→ **Your task**
Repeat the records below exactly, line for line.

(Beginning of Record set)

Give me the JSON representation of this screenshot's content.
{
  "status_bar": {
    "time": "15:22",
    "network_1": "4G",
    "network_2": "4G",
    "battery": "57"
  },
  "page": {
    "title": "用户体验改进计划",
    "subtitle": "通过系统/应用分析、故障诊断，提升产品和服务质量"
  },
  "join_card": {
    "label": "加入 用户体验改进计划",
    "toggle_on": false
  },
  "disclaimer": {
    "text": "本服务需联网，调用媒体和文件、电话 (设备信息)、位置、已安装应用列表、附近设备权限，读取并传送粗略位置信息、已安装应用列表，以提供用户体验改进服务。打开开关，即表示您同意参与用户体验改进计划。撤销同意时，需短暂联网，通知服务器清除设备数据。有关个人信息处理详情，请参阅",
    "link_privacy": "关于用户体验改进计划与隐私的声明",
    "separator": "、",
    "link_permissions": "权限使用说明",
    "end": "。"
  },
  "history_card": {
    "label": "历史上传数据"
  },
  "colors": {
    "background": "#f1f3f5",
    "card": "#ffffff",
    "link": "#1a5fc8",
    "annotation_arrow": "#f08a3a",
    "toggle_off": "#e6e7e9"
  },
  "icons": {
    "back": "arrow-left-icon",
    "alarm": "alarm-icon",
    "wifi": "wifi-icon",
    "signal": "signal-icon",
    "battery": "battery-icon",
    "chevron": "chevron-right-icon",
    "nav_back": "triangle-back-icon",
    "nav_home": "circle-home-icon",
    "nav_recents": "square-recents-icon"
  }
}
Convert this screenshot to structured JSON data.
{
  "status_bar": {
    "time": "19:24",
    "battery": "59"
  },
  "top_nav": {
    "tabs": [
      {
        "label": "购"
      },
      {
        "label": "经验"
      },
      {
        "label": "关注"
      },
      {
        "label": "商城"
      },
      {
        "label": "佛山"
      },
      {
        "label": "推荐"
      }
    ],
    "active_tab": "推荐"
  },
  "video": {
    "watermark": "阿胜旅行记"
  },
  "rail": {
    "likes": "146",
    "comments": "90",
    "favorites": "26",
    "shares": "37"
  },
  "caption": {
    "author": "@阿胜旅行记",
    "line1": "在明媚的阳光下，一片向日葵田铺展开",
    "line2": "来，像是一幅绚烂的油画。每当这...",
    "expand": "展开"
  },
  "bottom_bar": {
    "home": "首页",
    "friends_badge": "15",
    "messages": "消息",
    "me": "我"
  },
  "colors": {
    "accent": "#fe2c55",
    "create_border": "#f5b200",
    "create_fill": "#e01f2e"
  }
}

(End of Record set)

→ **Answer to this task**
Give me the JSON representation of this screenshot's content.
{
  "status_bar": {
    "time": "15:22",
    "network_1": "4G",
    "network_2": "4G",
    "battery": "57"
  },
  "page": {
    "title": "用户体验改进计划",
    "subtitle": "通过系统/应用分析、故障诊断，提升产品和服务质量"
  },
  "join_card": {
    "label": "加入 用户体验改进计划",
    "toggle_on": false
  },
  "disclaimer": {
    "text": "本服务需联网，调用媒体和文件、电话 (设备信息)、位置、已安装应用列表、附近设备权限，读取并传送粗略位置信息、已安装应用列表，以提供用户体验改进服务。打开开关，即表示您同意参与用户体验改进计划。撤销同意时，需短暂联网，通知服务器清除设备数据。有关个人信息处理详情，请参阅",
    "link_privacy": "关于用户体验改进计划与隐私的声明",
    "separator": "、",
    "link_permissions": "权限使用说明",
    "end": "。"
  },
  "history_card": {
    "label": "历史上传数据"
  },
  "colors": {
    "background": "#f1f3f5",
    "card": "#ffffff",
    "link": "#1a5fc8",
    "annotation_arrow": "#f08a3a",
    "toggle_off": "#e6e7e9"
  },
  "icons": {
    "back": "arrow-left-icon",
    "alarm": "alarm-icon",
    "wifi": "wifi-icon",
    "signal": "signal-icon",
    "battery": "battery-icon",
    "chevron": "chevron-right-icon",
    "nav_back": "triangle-back-icon",
    "nav_home": "circle-home-icon",
    "nav_recents": "square-recents-icon"
  }
}
Convert this screenshot to structured JSON data.
{
  "status_bar": {
    "time": "19:24",
    "battery": "59"
  },
  "top_nav": {
    "tabs": [
      {
        "label": "购"
      },
      {
        "label": "经验"
      },
      {
        "label": "关注"
      },
      {
        "label": "商城"
      },
      {
        "label": "佛山"
      },
      {
        "label": "推荐"
      }
    ],
    "active_tab": "推荐"
  },
  "video": {
    "watermark": "阿胜旅行记"
  },
  "rail": {
    "likes": "146",
    "comments": "90",
    "favorites": "26",
    "shares": "37"
  },
  "caption": {
    "author": "@阿胜旅行记",
    "line1": "在明媚的阳光下，一片向日葵田铺展开",
    "line2": "来，像是一幅绚烂的油画。每当这...",
    "expand": "展开"
  },
  "bottom_bar": {
    "home": "首页",
    "friends_badge": "15",
    "messages": "消息",
    "me": "我"
  },
  "colors": {
    "accent": "#fe2c55",
    "create_border": "#f5b200",
    "create_fill": "#e01f2e"
  }
}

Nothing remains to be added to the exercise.